In the entries that follow, which lines hold the string "icon"? List them.
[Entries provided Boundary: Start]
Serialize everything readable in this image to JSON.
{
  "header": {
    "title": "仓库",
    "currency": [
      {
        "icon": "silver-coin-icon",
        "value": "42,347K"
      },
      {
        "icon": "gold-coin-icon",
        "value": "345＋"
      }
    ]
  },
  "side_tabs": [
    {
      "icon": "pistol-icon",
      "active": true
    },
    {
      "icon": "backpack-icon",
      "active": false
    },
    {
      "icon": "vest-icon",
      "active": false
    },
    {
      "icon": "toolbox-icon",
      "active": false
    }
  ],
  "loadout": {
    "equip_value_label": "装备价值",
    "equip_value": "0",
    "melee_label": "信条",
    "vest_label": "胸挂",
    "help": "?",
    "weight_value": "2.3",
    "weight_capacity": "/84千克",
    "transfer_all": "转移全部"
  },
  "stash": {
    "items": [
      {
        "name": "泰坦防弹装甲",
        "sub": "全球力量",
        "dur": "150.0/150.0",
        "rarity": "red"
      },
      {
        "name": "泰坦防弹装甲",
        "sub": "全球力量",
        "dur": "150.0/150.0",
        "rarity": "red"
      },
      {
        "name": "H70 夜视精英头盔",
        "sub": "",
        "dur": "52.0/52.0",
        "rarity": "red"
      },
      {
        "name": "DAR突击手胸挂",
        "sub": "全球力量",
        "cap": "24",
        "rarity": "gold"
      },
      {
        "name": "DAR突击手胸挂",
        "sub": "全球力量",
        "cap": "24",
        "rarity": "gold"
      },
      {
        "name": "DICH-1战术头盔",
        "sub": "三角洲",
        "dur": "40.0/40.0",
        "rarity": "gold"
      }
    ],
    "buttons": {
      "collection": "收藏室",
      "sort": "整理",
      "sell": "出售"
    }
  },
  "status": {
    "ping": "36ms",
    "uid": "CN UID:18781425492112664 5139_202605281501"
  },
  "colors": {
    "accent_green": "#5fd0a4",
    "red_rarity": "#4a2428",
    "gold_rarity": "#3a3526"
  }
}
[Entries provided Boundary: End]
• **Written solution**
        "icon": "silver-coin-icon",
        "icon": "gold-coin-icon",
      "icon": "pistol-icon",
      "icon": "backpack-icon",
      "icon": "vest-icon",
      "icon": "toolbox-icon",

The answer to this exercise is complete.